**Exercise brief**
From the entries below, copy every line where the string "icon" appears.
-=-=-
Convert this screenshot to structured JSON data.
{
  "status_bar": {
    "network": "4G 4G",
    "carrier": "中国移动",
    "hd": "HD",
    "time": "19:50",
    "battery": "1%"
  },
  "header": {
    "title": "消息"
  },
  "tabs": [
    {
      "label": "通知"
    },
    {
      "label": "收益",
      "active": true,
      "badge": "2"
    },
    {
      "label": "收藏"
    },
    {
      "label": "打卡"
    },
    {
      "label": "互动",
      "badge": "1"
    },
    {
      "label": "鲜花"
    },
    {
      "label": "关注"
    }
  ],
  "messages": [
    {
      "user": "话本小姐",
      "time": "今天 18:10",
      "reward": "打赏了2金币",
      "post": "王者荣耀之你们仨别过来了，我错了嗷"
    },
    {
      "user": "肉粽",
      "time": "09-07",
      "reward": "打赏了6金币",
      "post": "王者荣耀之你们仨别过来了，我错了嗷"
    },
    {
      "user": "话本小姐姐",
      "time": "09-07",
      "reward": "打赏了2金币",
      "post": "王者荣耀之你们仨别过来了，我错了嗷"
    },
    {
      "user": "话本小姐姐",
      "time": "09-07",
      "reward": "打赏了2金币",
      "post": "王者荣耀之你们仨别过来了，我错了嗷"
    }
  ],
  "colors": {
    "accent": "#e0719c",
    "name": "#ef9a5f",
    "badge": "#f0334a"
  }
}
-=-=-
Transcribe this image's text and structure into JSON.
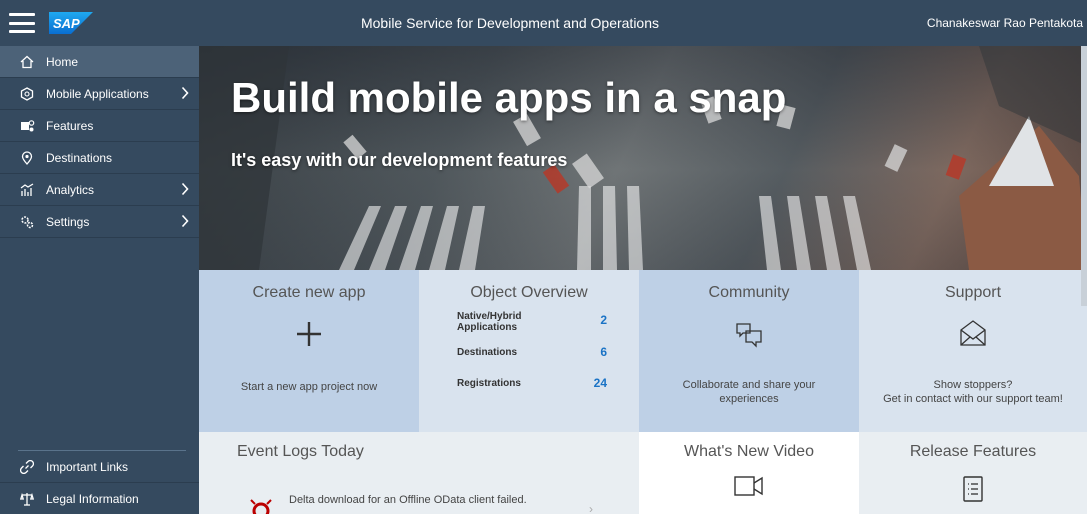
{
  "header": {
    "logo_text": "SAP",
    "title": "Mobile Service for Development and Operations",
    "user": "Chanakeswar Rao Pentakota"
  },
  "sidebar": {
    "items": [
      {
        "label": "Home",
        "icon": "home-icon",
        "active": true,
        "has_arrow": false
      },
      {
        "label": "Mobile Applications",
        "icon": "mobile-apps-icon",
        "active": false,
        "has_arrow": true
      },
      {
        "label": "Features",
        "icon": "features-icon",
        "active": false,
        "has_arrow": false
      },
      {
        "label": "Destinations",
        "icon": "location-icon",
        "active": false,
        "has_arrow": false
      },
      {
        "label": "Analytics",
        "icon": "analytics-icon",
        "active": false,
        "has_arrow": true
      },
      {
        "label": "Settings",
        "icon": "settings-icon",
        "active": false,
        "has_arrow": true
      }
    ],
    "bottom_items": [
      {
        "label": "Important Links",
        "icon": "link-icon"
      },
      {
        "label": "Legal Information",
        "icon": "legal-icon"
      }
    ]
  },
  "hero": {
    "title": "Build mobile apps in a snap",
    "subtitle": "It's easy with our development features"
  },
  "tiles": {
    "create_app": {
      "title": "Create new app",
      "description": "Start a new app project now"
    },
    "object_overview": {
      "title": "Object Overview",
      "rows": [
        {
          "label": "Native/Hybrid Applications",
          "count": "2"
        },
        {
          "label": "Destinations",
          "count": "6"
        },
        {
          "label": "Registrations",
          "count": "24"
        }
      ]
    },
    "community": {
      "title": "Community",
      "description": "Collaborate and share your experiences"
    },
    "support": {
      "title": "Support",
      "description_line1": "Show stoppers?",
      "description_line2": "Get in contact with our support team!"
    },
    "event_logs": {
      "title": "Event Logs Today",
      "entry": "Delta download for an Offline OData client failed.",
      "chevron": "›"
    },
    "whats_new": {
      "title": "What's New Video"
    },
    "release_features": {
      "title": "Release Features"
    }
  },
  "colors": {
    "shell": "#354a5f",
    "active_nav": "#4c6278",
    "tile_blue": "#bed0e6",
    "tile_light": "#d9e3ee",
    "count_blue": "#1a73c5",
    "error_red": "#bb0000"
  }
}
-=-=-
**Response below**
        "icon": "home-icon",
        "icon": "mobile-apps-icon",
        "icon": "features-icon",
        "icon": "location-icon",
        "icon": "analytics-icon",
        "icon": "settings-icon",
        "icon": "link-icon"
        "icon": "legal-icon"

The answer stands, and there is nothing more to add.